Victoria Square is in the centre of Adelaide’s one square mile grid and was part of Colonel William Light’s blueprint for the new City of Adelaide in the mid 1830s.
While the square has a number of interesting statues, a fountain and some of Adelaide’s grandest buildings – including the General Post Office, Courts of three levels, the (former) Treasury and the Cathedral Church of St Francis Xavier – surrounding it, I have never been able to warm to it, as I do to squares and small parks in other towns and cities. Far from being able to relax here, I get restless and want to move on. It’s too planned for my liking.
As such I recommend it as a place to visit to see other things rather than an attraction in itself or a place to linger.

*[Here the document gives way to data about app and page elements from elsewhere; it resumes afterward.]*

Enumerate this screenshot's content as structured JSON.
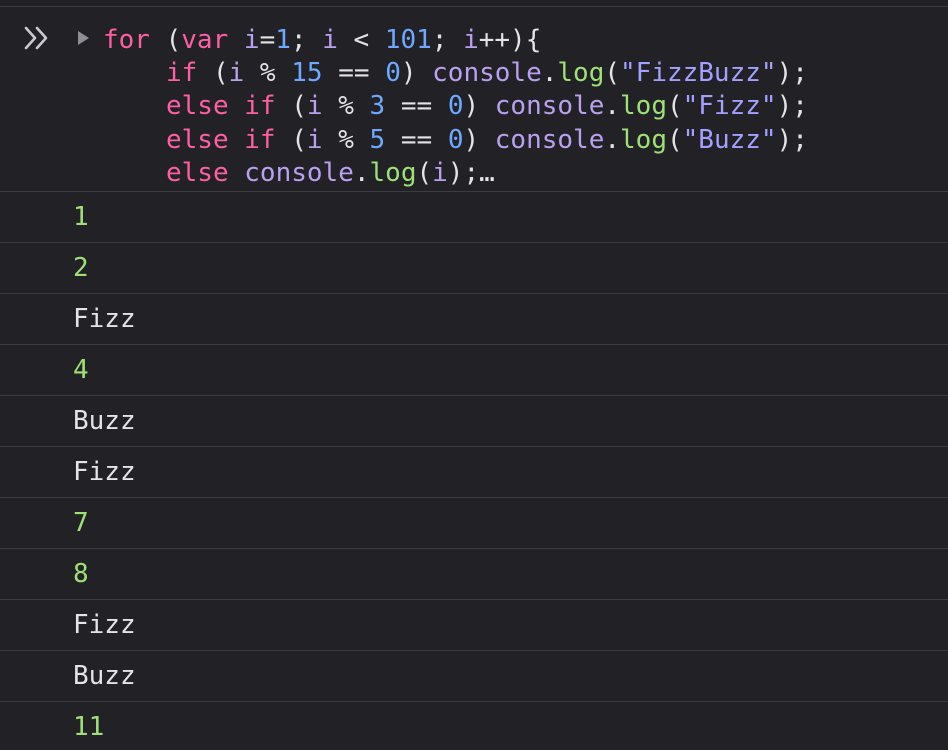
{
  "input": {
    "lines": [
      [
        {
          "t": "for",
          "c": "kw"
        },
        {
          "t": " (",
          "c": "plain"
        },
        {
          "t": "var",
          "c": "kw"
        },
        {
          "t": " ",
          "c": "plain"
        },
        {
          "t": "i",
          "c": "ident"
        },
        {
          "t": "=",
          "c": "plain"
        },
        {
          "t": "1",
          "c": "num"
        },
        {
          "t": "; ",
          "c": "plain"
        },
        {
          "t": "i",
          "c": "ident"
        },
        {
          "t": " < ",
          "c": "plain"
        },
        {
          "t": "101",
          "c": "num"
        },
        {
          "t": "; ",
          "c": "plain"
        },
        {
          "t": "i",
          "c": "ident"
        },
        {
          "t": "++){",
          "c": "plain"
        }
      ],
      [
        {
          "t": "if",
          "c": "kw"
        },
        {
          "t": " (",
          "c": "plain"
        },
        {
          "t": "i",
          "c": "ident"
        },
        {
          "t": " % ",
          "c": "plain"
        },
        {
          "t": "15",
          "c": "num"
        },
        {
          "t": " == ",
          "c": "plain"
        },
        {
          "t": "0",
          "c": "num"
        },
        {
          "t": ") ",
          "c": "plain"
        },
        {
          "t": "console",
          "c": "ident"
        },
        {
          "t": ".",
          "c": "plain"
        },
        {
          "t": "log",
          "c": "fn"
        },
        {
          "t": "(",
          "c": "plain"
        },
        {
          "t": "\"FizzBuzz\"",
          "c": "str"
        },
        {
          "t": ");",
          "c": "plain"
        }
      ],
      [
        {
          "t": "else",
          "c": "kw"
        },
        {
          "t": " ",
          "c": "plain"
        },
        {
          "t": "if",
          "c": "kw"
        },
        {
          "t": " (",
          "c": "plain"
        },
        {
          "t": "i",
          "c": "ident"
        },
        {
          "t": " % ",
          "c": "plain"
        },
        {
          "t": "3",
          "c": "num"
        },
        {
          "t": " == ",
          "c": "plain"
        },
        {
          "t": "0",
          "c": "num"
        },
        {
          "t": ") ",
          "c": "plain"
        },
        {
          "t": "console",
          "c": "ident"
        },
        {
          "t": ".",
          "c": "plain"
        },
        {
          "t": "log",
          "c": "fn"
        },
        {
          "t": "(",
          "c": "plain"
        },
        {
          "t": "\"Fizz\"",
          "c": "str"
        },
        {
          "t": ");",
          "c": "plain"
        }
      ],
      [
        {
          "t": "else",
          "c": "kw"
        },
        {
          "t": " ",
          "c": "plain"
        },
        {
          "t": "if",
          "c": "kw"
        },
        {
          "t": " (",
          "c": "plain"
        },
        {
          "t": "i",
          "c": "ident"
        },
        {
          "t": " % ",
          "c": "plain"
        },
        {
          "t": "5",
          "c": "num"
        },
        {
          "t": " == ",
          "c": "plain"
        },
        {
          "t": "0",
          "c": "num"
        },
        {
          "t": ") ",
          "c": "plain"
        },
        {
          "t": "console",
          "c": "ident"
        },
        {
          "t": ".",
          "c": "plain"
        },
        {
          "t": "log",
          "c": "fn"
        },
        {
          "t": "(",
          "c": "plain"
        },
        {
          "t": "\"Buzz\"",
          "c": "str"
        },
        {
          "t": ");",
          "c": "plain"
        }
      ],
      [
        {
          "t": "else",
          "c": "kw"
        },
        {
          "t": " ",
          "c": "plain"
        },
        {
          "t": "console",
          "c": "ident"
        },
        {
          "t": ".",
          "c": "plain"
        },
        {
          "t": "log",
          "c": "fn"
        },
        {
          "t": "(",
          "c": "plain"
        },
        {
          "t": "i",
          "c": "ident"
        },
        {
          "t": ");",
          "c": "plain"
        },
        {
          "t": "…",
          "c": "ellipsis"
        }
      ]
    ]
  },
  "output": [
    {
      "value": "1",
      "kind": "number"
    },
    {
      "value": "2",
      "kind": "number"
    },
    {
      "value": "Fizz",
      "kind": "string"
    },
    {
      "value": "4",
      "kind": "number"
    },
    {
      "value": "Buzz",
      "kind": "string"
    },
    {
      "value": "Fizz",
      "kind": "string"
    },
    {
      "value": "7",
      "kind": "number"
    },
    {
      "value": "8",
      "kind": "number"
    },
    {
      "value": "Fizz",
      "kind": "string"
    },
    {
      "value": "Buzz",
      "kind": "string"
    },
    {
      "value": "11",
      "kind": "number"
    }
  ],
  "icons": {
    "prompt": "prompt-chevrons-icon",
    "disclosure": "disclosure-triangle-icon"
  },
  "colors": {
    "background": "#212126",
    "keyword": "#fc5fa3",
    "number": "#6fa8ff",
    "string": "#a4a0ff",
    "identifier": "#b9a0f0",
    "function": "#9fe077",
    "output_number": "#9fe077",
    "output_string": "#e4e4e7",
    "divider": "#3b3b40"
  }
}
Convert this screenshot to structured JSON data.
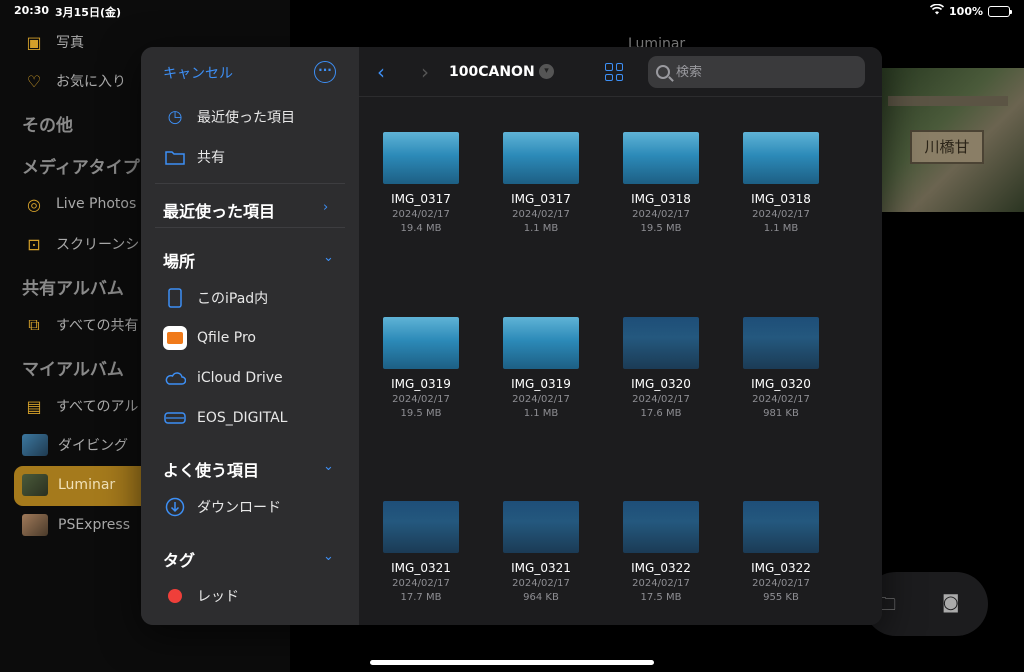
{
  "status": {
    "time": "20:30",
    "date": "3月15日(金)",
    "battery": "100%"
  },
  "bg_sidebar": {
    "items": [
      {
        "label": "写真"
      },
      {
        "label": "お気に入り"
      }
    ],
    "section_other": "その他",
    "section_media": "メディアタイプ",
    "live_photos": "Live Photos",
    "screenshots": "スクリーンシ",
    "section_shared": "共有アルバム",
    "all_shared": "すべての共有",
    "section_my": "マイアルバム",
    "all_albums": "すべてのアル",
    "diving": "ダイビング",
    "luminar": "Luminar",
    "psexpress": "PSExpress"
  },
  "bg_main": {
    "title": "Luminar",
    "photo_sign": "川橋甘"
  },
  "picker": {
    "cancel": "キャンセル",
    "recents": "最近使った項目",
    "shared": "共有",
    "section_recent": "最近使った項目",
    "section_locations": "場所",
    "on_ipad": "このiPad内",
    "qfile": "Qfile Pro",
    "icloud": "iCloud Drive",
    "eos": "EOS_DIGITAL",
    "section_favorites": "よく使う項目",
    "downloads": "ダウンロード",
    "section_tags": "タグ",
    "tag_red": "レッド",
    "folder": "100CANON",
    "search_placeholder": "検索",
    "files": [
      {
        "name": "IMG_0317",
        "date": "2024/02/17",
        "size": "19.4 MB"
      },
      {
        "name": "IMG_0317",
        "date": "2024/02/17",
        "size": "1.1 MB"
      },
      {
        "name": "IMG_0318",
        "date": "2024/02/17",
        "size": "19.5 MB"
      },
      {
        "name": "IMG_0318",
        "date": "2024/02/17",
        "size": "1.1 MB"
      },
      {
        "name": "IMG_0319",
        "date": "2024/02/17",
        "size": "19.5 MB"
      },
      {
        "name": "IMG_0319",
        "date": "2024/02/17",
        "size": "1.1 MB"
      },
      {
        "name": "IMG_0320",
        "date": "2024/02/17",
        "size": "17.6 MB"
      },
      {
        "name": "IMG_0320",
        "date": "2024/02/17",
        "size": "981 KB"
      },
      {
        "name": "IMG_0321",
        "date": "2024/02/17",
        "size": "17.7 MB"
      },
      {
        "name": "IMG_0321",
        "date": "2024/02/17",
        "size": "964 KB"
      },
      {
        "name": "IMG_0322",
        "date": "2024/02/17",
        "size": "17.5 MB"
      },
      {
        "name": "IMG_0322",
        "date": "2024/02/17",
        "size": "955 KB"
      }
    ]
  },
  "colors": {
    "accent": "#3d8ff5",
    "photos_accent": "#d4a02a",
    "tag_red": "#ef3f3a"
  }
}
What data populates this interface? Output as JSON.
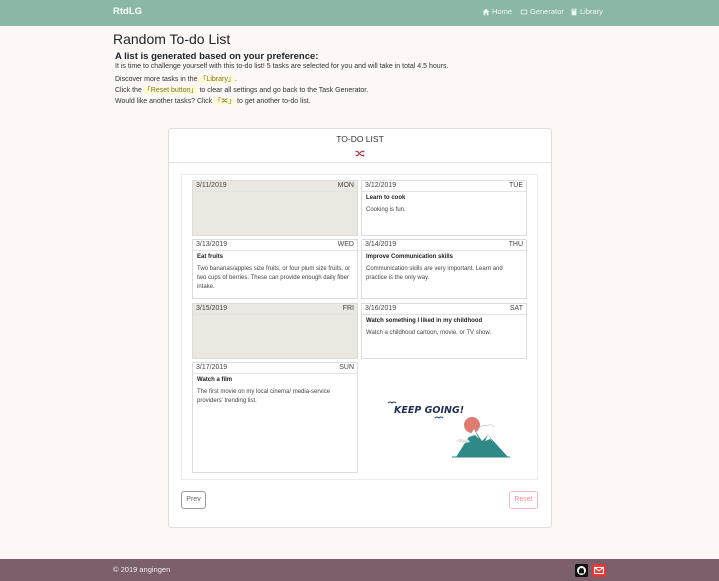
{
  "nav": {
    "brand": "RtdLG",
    "home": "Home",
    "generator": "Generator",
    "library": "Library"
  },
  "page": {
    "title": "Random To-do List",
    "intro_heading": "A list is generated based on your preference:",
    "line1": "It is time to challenge yourself with this to-do list! 5 tasks are selected for you and will take in total 4.5 hours.",
    "line2_pre": "Discover more tasks in the ",
    "line2_hl": "「Library」",
    "line2_post": ".",
    "line3_pre": "Click the ",
    "line3_hl": "「Reset button」",
    "line3_post": " to clear all settings and go back to the Task Generator.",
    "line4_pre": "Would like another tasks? Click ",
    "line4_hl_open": "「",
    "line4_hl_close": "」",
    "line4_post": " to get another to-do list."
  },
  "todo": {
    "title": "TO-DO LIST",
    "days": [
      {
        "date": "3/11/2019",
        "dow": "MON",
        "task": "",
        "desc": ""
      },
      {
        "date": "3/12/2019",
        "dow": "TUE",
        "task": "Learn to cook",
        "desc": "Cooking is fun."
      },
      {
        "date": "3/13/2019",
        "dow": "WED",
        "task": "Eat fruits",
        "desc": "Two bananas/apples size fruits, or four plum size fruits, or two cups of berries. These can provide enough daily fiber intake."
      },
      {
        "date": "3/14/2019",
        "dow": "THU",
        "task": "Improve Communication skills",
        "desc": "Communication skills are very important. Learn and practice is the only way."
      },
      {
        "date": "3/15/2019",
        "dow": "FRI",
        "task": "",
        "desc": ""
      },
      {
        "date": "3/16/2019",
        "dow": "SAT",
        "task": "Watch something I liked in my childhood",
        "desc": "Watch a childhood cartoon, movie, or TV show."
      },
      {
        "date": "3/17/2019",
        "dow": "SUN",
        "task": "Watch a film",
        "desc": "The first movie on my local cinema/ media-service providers' trending list."
      }
    ],
    "illustration_text": "KEEP GOING!",
    "prev_label": "Prev",
    "reset_label": "Reset"
  },
  "footer": {
    "copyright": "© 2019 angingen"
  },
  "colors": {
    "navbar": "#8bb8a6",
    "footer": "#7c5f6c",
    "weekend_cell": "#ebe8e2",
    "highlight": "#fdfbd2",
    "reset": "#ef8d9d"
  }
}
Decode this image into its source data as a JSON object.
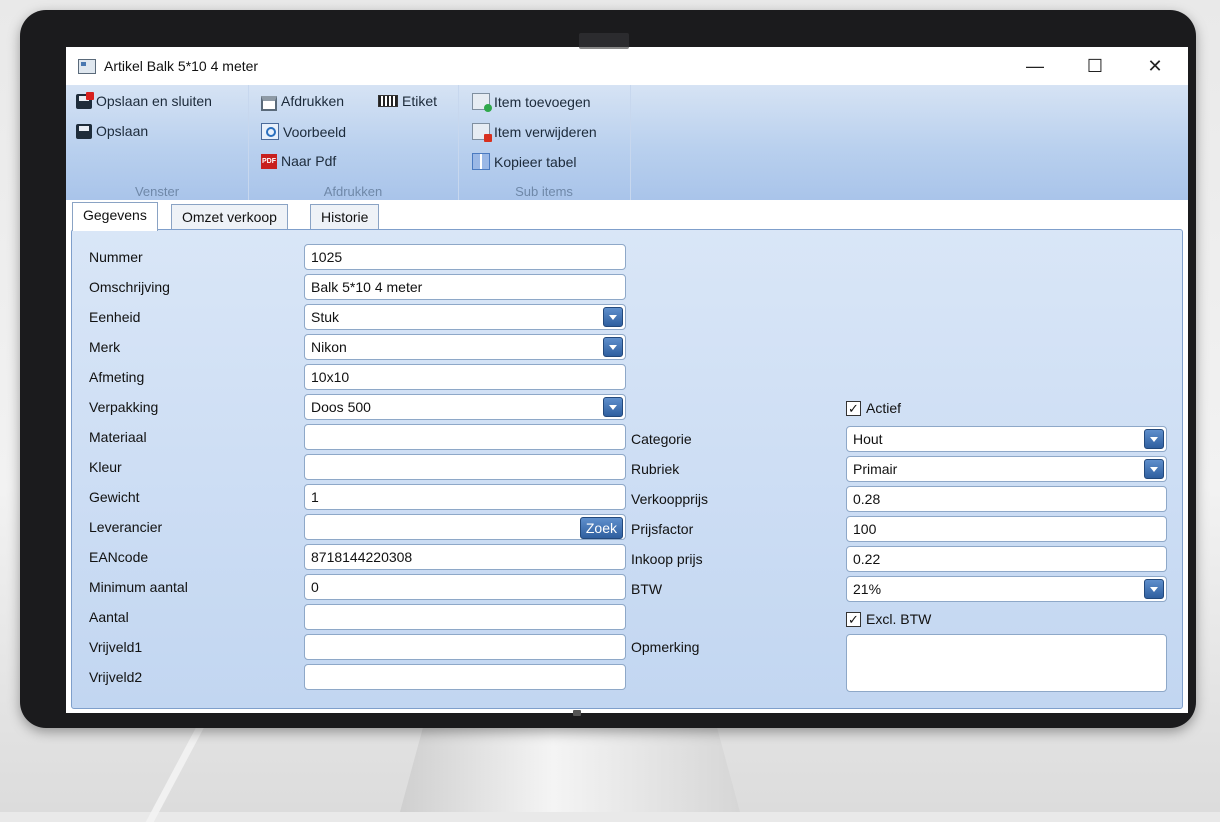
{
  "window": {
    "title": "Artikel Balk 5*10 4 meter",
    "minimize": "—",
    "maximize": "☐",
    "close": "✕"
  },
  "ribbon": {
    "groups": [
      {
        "label": "Venster",
        "items": [
          "Opslaan en sluiten",
          "Opslaan"
        ]
      },
      {
        "label": "Afdrukken",
        "items": [
          "Afdrukken",
          "Etiket",
          "Voorbeeld",
          "Naar Pdf"
        ]
      },
      {
        "label": "Sub items",
        "items": [
          "Item toevoegen",
          "Item verwijderen",
          "Kopieer tabel"
        ]
      }
    ]
  },
  "tabs": [
    "Gegevens",
    "Omzet verkoop",
    "Historie"
  ],
  "form": {
    "left": [
      {
        "label": "Nummer",
        "value": "1025",
        "type": "text"
      },
      {
        "label": "Omschrijving",
        "value": "Balk 5*10 4 meter",
        "type": "text"
      },
      {
        "label": "Eenheid",
        "value": "Stuk",
        "type": "select"
      },
      {
        "label": "Merk",
        "value": "Nikon",
        "type": "select"
      },
      {
        "label": "Afmeting",
        "value": "10x10",
        "type": "text"
      },
      {
        "label": "Verpakking",
        "value": "Doos 500",
        "type": "select"
      },
      {
        "label": "Materiaal",
        "value": "",
        "type": "text"
      },
      {
        "label": "Kleur",
        "value": "",
        "type": "text"
      },
      {
        "label": "Gewicht",
        "value": "1",
        "type": "text"
      },
      {
        "label": "Leverancier",
        "value": "",
        "type": "search",
        "button": "Zoek"
      },
      {
        "label": "EANcode",
        "value": "8718144220308",
        "type": "text"
      },
      {
        "label": "Minimum aantal",
        "value": "0",
        "type": "text"
      },
      {
        "label": "Aantal",
        "value": "",
        "type": "text"
      },
      {
        "label": "Vrijveld1",
        "value": "",
        "type": "text"
      },
      {
        "label": "Vrijveld2",
        "value": "",
        "type": "text"
      }
    ],
    "actief": {
      "label": "Actief",
      "checked": true
    },
    "right": [
      {
        "label": "Categorie",
        "value": "Hout",
        "type": "select"
      },
      {
        "label": "Rubriek",
        "value": "Primair",
        "type": "select"
      },
      {
        "label": "Verkoopprijs",
        "value": "0.28",
        "type": "text"
      },
      {
        "label": "Prijsfactor",
        "value": "100",
        "type": "text"
      },
      {
        "label": "Inkoop prijs",
        "value": "0.22",
        "type": "text"
      },
      {
        "label": "BTW",
        "value": "21%",
        "type": "select"
      }
    ],
    "excl_btw": {
      "label": "Excl. BTW",
      "checked": true
    },
    "opmerking": {
      "label": "Opmerking",
      "value": ""
    }
  }
}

In an attempt to make it more palatable as an attraction in itself it has, over the years, gone through a number of refurbishments – most recently in 2013 when things (the Three Rivers Fountain and the Statue of Queen Victoria) were moved around a bit, new grass/paving laid, a new road constructed through the centre, etc. Despite these works, it remains a busy traffic intersection (and a stop for the Glenelg tram – this is a positive, actually) and it still lacks sufficient shade – until newly planted trees grow – ambience and warmth (of the non heat variety). On a positive note, following the 2013 refurbishment, it does have a nice suite of toilets and undesirable drunks that used to congregate here have been moved on making it feel much safer.
The square has be laid out in such a way that it can accommodate, and it does accommodate, large cultural events (such New Years eve celebrations) and public meetings.
It actually has two official names, Victoria Square and Tarndanyangga.
It was named Victoria Square on 23 May 1837 (a year after the proclamation of the Colony of South Australia) after Princess Victoria, then heir presumptive to the British throne. Victoria became Queen less than a month later.
Prior to European settlement the area was known as Tarndanyangga (“The Dreaming Place of the Red Kangaroo”) and the square, then a dusty, treeless paddock, was a central meeting place used by the local Kaurna Aboriginal people. In recognition of this, from 2002 the square was formally granted its second official name, Tarndanyangga, by the City Council.
On 12 July 1971, the red, black and yellow Aboriginal flag was flown for the first time – in Victoria Square – in support of land rights for Aboriginal people. Since 2002 it has flown permanently alongside the Australian flag in the centre of the Square.
My photos attached attempt to depict the square as a whole. I have written separate reviews on the statues and the fountain within the square and on some of the buildings around the square.